Items from a data source
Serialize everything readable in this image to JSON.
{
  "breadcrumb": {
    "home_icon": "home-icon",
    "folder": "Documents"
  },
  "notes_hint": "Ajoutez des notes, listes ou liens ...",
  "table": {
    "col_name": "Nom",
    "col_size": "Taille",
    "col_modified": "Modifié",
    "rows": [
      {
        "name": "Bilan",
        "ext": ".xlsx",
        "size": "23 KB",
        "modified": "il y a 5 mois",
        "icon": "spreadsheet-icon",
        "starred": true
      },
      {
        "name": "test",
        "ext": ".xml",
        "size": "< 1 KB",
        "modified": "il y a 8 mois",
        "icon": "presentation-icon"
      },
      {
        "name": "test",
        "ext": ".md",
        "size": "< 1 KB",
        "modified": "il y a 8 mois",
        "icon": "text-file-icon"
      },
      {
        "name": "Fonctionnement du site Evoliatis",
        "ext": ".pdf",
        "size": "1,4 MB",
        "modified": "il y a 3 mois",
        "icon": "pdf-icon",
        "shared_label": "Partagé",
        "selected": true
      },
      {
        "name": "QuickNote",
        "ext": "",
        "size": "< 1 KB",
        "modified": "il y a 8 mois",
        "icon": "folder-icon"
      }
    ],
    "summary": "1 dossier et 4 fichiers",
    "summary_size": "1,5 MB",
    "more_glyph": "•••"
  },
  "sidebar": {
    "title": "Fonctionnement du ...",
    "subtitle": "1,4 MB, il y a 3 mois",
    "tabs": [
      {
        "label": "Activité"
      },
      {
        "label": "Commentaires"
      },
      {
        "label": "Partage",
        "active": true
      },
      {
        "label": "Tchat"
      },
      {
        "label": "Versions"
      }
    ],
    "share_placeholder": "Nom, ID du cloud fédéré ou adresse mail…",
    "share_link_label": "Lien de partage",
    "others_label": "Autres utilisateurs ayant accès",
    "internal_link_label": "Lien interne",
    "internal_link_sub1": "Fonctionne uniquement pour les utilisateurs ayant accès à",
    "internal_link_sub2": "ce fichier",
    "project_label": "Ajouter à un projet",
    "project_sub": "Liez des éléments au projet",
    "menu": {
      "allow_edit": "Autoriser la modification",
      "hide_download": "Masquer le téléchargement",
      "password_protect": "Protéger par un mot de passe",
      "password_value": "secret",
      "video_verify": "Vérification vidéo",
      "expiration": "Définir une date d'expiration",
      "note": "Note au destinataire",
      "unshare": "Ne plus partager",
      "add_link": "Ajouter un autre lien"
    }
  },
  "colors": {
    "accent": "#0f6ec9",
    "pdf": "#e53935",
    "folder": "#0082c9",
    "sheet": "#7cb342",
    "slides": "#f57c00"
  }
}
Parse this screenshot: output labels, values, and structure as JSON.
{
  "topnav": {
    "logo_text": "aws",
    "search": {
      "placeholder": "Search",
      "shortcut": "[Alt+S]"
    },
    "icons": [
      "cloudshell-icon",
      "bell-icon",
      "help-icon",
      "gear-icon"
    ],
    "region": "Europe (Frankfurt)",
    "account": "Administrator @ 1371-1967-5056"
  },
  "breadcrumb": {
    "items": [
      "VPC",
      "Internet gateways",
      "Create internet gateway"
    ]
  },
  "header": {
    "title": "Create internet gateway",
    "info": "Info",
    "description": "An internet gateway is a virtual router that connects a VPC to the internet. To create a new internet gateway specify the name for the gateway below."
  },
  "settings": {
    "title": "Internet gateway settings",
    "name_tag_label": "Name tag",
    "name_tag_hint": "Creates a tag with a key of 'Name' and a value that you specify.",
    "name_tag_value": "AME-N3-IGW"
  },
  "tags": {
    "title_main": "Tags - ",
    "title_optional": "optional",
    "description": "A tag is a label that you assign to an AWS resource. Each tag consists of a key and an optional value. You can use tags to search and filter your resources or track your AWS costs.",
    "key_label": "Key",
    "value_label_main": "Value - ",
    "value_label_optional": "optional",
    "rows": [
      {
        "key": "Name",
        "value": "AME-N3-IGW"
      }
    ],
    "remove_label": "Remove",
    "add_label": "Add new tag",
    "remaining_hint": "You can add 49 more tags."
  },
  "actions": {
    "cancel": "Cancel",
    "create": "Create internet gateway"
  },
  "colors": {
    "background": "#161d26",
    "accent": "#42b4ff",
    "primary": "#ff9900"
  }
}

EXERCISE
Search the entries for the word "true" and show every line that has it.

WRITTEN REPLY
        "starred": true
        "selected": true
        "active": true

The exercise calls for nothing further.